How to complete this task: The answer must restate the listing word for word, without its images.
»»
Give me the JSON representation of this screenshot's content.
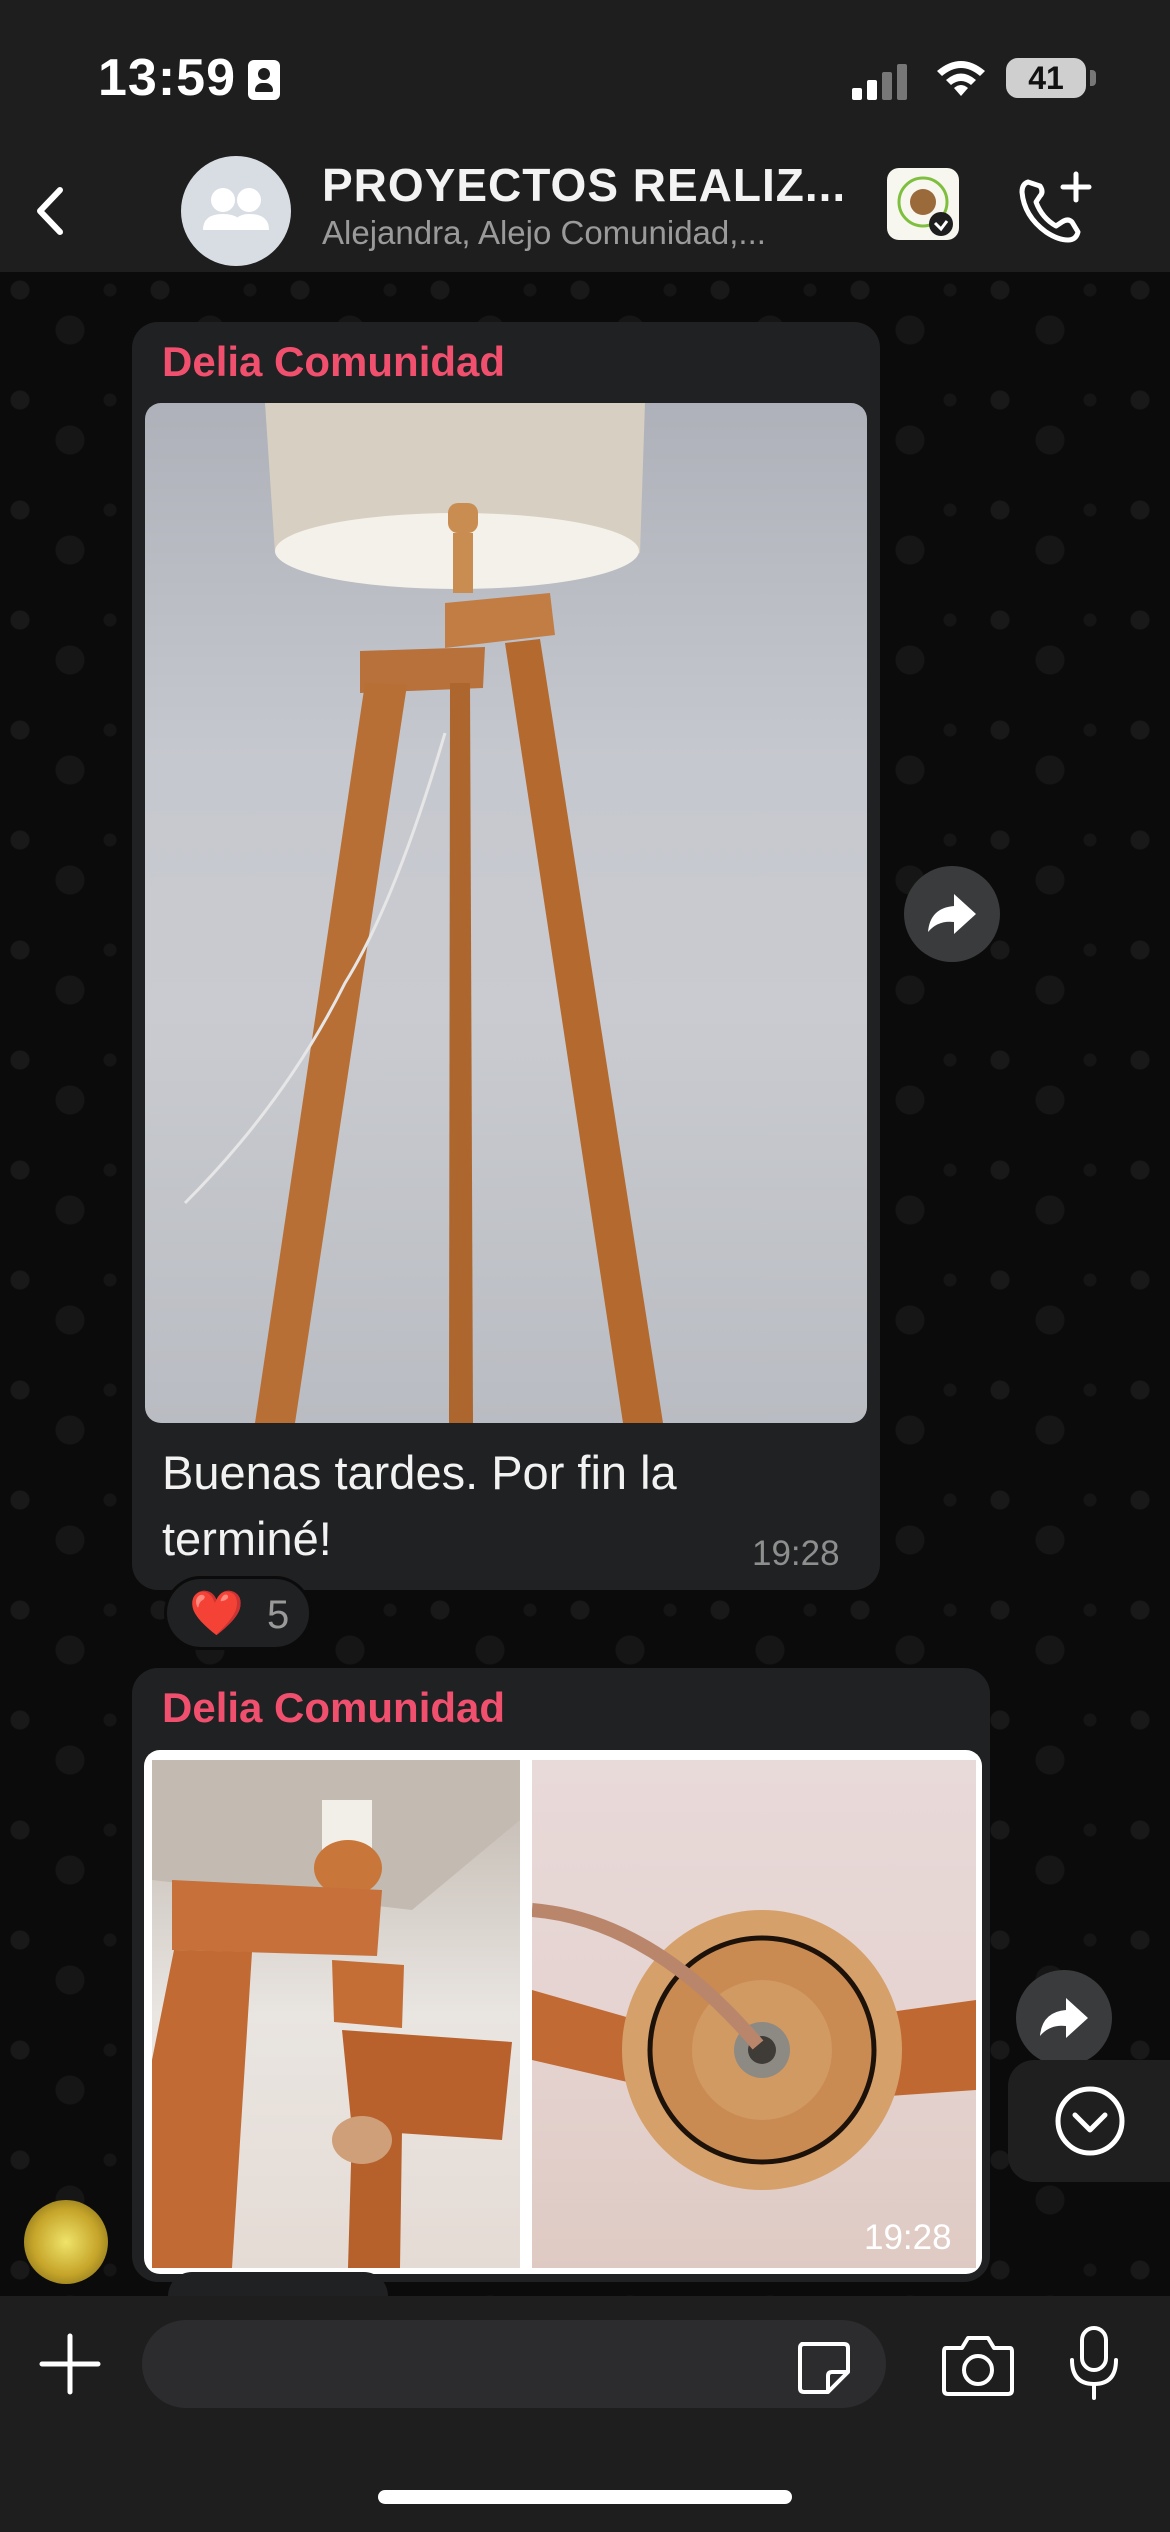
{
  "status_bar": {
    "time": "13:59",
    "battery": "41"
  },
  "header": {
    "title": "PROYECTOS REALIZ...",
    "subtitle": "Alejandra, Alejo Comunidad,..."
  },
  "messages": [
    {
      "sender": "Delia Comunidad",
      "text": "Buenas tardes. Por fin la terminé!",
      "time": "19:28",
      "reaction": {
        "emoji": "❤️",
        "count": "5"
      }
    },
    {
      "sender": "Delia Comunidad",
      "time": "19:28"
    }
  ],
  "composer": {
    "placeholder": ""
  },
  "colors": {
    "sender": "#f0506e",
    "bubble": "#202122",
    "bar": "#1e1e1e"
  },
  "icons": [
    "back-chevron-icon",
    "group-icon",
    "call-add-icon",
    "forward-icon",
    "scroll-down-icon",
    "plus-icon",
    "sticker-icon",
    "camera-icon",
    "mic-icon"
  ]
}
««
Response for this exercise:
Give me the JSON representation of this screenshot's content.
{
  "status_bar": {
    "time": "13:59",
    "battery": "41"
  },
  "header": {
    "title": "PROYECTOS REALIZ...",
    "subtitle": "Alejandra, Alejo Comunidad,..."
  },
  "messages": [
    {
      "sender": "Delia Comunidad",
      "text": "Buenas tardes. Por fin la terminé!",
      "time": "19:28",
      "reaction": {
        "emoji": "❤️",
        "count": "5"
      }
    },
    {
      "sender": "Delia Comunidad",
      "time": "19:28"
    }
  ],
  "composer": {
    "placeholder": ""
  },
  "colors": {
    "sender": "#f0506e",
    "bubble": "#202122",
    "bar": "#1e1e1e"
  },
  "icons": [
    "back-chevron-icon",
    "group-icon",
    "call-add-icon",
    "forward-icon",
    "scroll-down-icon",
    "plus-icon",
    "sticker-icon",
    "camera-icon",
    "mic-icon"
  ]
}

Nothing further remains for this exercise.